AIM OF THE TASK :: Apart from the pictures, every entry should be reproduced exactly.

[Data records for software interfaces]
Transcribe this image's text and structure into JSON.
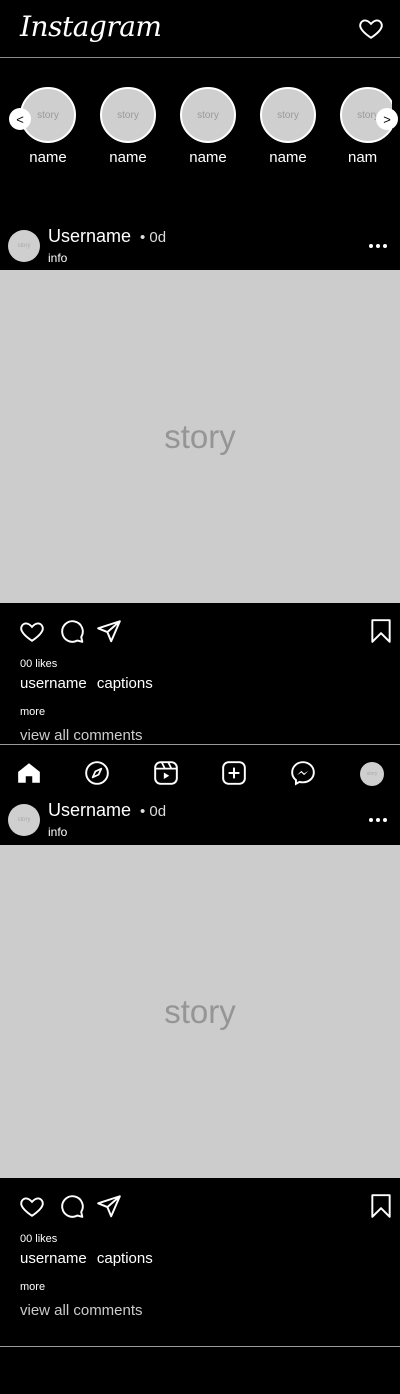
{
  "header": {
    "logo": "Instagram",
    "heart_icon": "heart-icon"
  },
  "stories": {
    "prev_label": "<",
    "next_label": ">",
    "items": [
      {
        "placeholder": "story",
        "name": "name"
      },
      {
        "placeholder": "story",
        "name": "name"
      },
      {
        "placeholder": "story",
        "name": "name"
      },
      {
        "placeholder": "story",
        "name": "name"
      },
      {
        "placeholder": "story",
        "name": "nam"
      }
    ]
  },
  "posts": [
    {
      "avatar_text": "story",
      "username": "Username",
      "time": "• 0d",
      "info": "info",
      "image_text": "story",
      "likes": "00 likes",
      "caption_user": "username",
      "caption_text": "captions",
      "more": "more",
      "view_comments": "view all comments"
    },
    {
      "avatar_text": "story",
      "username": "Username",
      "time": "• 0d",
      "info": "info",
      "image_text": "story",
      "likes": "00 likes",
      "caption_user": "username",
      "caption_text": "captions",
      "more": "more",
      "view_comments": "view all comments"
    }
  ],
  "bottom_nav": {
    "avatar_text": "story",
    "icons": [
      "home-icon",
      "explore-icon",
      "reels-icon",
      "add-icon",
      "messenger-icon"
    ]
  },
  "colors": {
    "background": "#000000",
    "placeholder": "#cccccc",
    "text": "#ffffff"
  }
}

RESPONSE TO THE TASK ::
Transcribe this image's text and structure into JSON.
{
  "header": {
    "logo": "Instagram",
    "heart_icon": "heart-icon"
  },
  "stories": {
    "prev_label": "<",
    "next_label": ">",
    "items": [
      {
        "placeholder": "story",
        "name": "name"
      },
      {
        "placeholder": "story",
        "name": "name"
      },
      {
        "placeholder": "story",
        "name": "name"
      },
      {
        "placeholder": "story",
        "name": "name"
      },
      {
        "placeholder": "story",
        "name": "nam"
      }
    ]
  },
  "posts": [
    {
      "avatar_text": "story",
      "username": "Username",
      "time": "• 0d",
      "info": "info",
      "image_text": "story",
      "likes": "00 likes",
      "caption_user": "username",
      "caption_text": "captions",
      "more": "more",
      "view_comments": "view all comments"
    },
    {
      "avatar_text": "story",
      "username": "Username",
      "time": "• 0d",
      "info": "info",
      "image_text": "story",
      "likes": "00 likes",
      "caption_user": "username",
      "caption_text": "captions",
      "more": "more",
      "view_comments": "view all comments"
    }
  ],
  "bottom_nav": {
    "avatar_text": "story",
    "icons": [
      "home-icon",
      "explore-icon",
      "reels-icon",
      "add-icon",
      "messenger-icon"
    ]
  },
  "colors": {
    "background": "#000000",
    "placeholder": "#cccccc",
    "text": "#ffffff"
  }
}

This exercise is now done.